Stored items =
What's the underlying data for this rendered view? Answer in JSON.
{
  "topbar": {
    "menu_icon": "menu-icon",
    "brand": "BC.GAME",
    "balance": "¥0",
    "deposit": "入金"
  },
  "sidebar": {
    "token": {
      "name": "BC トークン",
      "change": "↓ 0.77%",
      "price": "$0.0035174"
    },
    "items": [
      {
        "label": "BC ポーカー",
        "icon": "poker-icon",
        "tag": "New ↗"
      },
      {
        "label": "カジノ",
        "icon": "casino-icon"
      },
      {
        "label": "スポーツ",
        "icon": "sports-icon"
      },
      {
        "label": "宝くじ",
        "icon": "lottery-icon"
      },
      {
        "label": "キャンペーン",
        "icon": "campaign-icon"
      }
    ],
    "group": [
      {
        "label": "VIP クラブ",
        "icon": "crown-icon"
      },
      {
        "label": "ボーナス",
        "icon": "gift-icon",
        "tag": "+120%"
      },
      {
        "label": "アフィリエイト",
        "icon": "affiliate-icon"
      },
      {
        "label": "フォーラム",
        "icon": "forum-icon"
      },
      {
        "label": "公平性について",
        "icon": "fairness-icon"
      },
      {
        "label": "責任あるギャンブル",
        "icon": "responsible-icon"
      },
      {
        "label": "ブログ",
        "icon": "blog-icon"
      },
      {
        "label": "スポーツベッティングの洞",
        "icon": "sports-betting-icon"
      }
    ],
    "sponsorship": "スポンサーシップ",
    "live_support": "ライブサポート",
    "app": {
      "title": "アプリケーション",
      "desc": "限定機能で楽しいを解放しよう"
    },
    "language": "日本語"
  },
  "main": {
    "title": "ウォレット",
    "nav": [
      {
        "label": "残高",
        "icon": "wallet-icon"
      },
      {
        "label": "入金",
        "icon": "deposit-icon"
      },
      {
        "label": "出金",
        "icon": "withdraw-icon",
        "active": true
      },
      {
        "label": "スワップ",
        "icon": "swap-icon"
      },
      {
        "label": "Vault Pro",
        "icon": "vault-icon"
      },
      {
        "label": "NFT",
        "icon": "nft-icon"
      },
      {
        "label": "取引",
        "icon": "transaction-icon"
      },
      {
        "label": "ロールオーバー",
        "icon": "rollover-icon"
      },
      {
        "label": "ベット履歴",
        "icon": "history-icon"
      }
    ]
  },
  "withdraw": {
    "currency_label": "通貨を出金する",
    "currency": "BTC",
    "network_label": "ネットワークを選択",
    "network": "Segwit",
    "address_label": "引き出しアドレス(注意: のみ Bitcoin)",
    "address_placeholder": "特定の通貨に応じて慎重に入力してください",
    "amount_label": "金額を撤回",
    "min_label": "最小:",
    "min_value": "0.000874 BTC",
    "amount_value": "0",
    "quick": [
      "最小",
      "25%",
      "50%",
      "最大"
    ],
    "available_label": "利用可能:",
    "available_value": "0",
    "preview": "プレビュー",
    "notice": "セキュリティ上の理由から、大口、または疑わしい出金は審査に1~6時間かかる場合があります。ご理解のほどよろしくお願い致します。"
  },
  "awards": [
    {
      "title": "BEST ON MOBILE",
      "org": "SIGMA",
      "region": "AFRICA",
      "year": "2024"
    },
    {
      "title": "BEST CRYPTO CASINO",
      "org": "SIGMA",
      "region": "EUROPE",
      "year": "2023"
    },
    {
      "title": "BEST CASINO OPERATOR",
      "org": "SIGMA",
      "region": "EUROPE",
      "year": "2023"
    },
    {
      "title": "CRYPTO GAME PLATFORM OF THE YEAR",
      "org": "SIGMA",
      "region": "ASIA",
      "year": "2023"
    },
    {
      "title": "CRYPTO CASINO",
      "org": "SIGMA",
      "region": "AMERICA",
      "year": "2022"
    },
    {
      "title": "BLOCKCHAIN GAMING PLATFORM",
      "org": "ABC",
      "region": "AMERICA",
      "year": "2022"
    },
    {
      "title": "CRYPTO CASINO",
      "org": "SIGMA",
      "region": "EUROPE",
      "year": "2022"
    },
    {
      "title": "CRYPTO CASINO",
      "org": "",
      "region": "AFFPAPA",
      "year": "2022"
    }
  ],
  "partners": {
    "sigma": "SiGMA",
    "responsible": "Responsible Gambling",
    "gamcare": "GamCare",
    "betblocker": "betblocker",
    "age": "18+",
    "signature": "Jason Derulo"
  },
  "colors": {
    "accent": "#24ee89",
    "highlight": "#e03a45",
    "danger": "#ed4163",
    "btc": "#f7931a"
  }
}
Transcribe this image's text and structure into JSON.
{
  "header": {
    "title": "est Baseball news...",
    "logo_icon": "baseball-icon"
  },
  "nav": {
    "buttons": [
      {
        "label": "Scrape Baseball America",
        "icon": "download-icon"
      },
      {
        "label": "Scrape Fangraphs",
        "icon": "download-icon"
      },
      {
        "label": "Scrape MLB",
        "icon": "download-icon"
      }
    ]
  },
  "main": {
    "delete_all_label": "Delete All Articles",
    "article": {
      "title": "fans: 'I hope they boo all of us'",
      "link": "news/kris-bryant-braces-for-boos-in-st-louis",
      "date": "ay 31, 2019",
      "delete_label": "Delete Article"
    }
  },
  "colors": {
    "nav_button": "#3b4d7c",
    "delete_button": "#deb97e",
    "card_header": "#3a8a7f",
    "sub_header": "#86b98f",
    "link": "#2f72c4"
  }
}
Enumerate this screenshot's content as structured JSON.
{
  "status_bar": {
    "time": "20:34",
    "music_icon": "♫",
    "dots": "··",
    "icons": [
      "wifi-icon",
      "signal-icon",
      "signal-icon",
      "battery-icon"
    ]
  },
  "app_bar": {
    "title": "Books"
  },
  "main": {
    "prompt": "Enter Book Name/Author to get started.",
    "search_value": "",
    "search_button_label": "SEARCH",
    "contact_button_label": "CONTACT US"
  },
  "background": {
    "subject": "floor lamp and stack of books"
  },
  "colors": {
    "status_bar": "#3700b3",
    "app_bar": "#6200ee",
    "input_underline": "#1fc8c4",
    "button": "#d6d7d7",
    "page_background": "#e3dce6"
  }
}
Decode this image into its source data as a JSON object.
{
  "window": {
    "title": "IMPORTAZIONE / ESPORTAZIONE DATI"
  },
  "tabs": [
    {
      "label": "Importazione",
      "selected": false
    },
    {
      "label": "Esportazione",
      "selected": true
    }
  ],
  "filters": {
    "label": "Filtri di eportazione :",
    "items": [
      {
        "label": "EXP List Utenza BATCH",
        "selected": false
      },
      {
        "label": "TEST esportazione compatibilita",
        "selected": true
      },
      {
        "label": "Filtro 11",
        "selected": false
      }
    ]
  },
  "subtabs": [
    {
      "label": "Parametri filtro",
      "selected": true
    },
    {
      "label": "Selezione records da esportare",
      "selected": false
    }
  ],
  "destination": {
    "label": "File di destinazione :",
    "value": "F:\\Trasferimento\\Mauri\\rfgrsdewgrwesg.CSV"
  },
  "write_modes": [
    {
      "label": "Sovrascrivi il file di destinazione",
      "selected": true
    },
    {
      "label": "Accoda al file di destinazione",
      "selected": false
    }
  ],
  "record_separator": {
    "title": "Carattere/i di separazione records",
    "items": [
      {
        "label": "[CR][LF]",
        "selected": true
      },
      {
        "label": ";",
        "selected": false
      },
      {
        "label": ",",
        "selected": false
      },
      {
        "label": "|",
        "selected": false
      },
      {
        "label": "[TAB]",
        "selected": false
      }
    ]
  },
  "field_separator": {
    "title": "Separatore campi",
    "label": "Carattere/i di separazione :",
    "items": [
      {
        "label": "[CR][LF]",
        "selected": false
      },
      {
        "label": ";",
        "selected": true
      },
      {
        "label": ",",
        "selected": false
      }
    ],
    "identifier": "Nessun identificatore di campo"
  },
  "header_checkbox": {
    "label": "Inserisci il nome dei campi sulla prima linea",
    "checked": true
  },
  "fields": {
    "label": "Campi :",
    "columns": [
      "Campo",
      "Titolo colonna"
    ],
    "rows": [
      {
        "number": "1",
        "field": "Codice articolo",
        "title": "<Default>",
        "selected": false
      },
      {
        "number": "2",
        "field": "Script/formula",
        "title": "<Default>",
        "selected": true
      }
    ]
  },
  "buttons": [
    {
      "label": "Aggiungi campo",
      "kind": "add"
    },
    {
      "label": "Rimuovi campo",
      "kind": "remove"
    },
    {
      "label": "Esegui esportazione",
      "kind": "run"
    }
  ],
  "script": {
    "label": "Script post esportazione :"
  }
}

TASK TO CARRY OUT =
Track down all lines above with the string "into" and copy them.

RESPONSE FOR THIS EXERCISE =
Transcribe this image's text and structure into JSON.
Decode this image into its source data as a JSON object.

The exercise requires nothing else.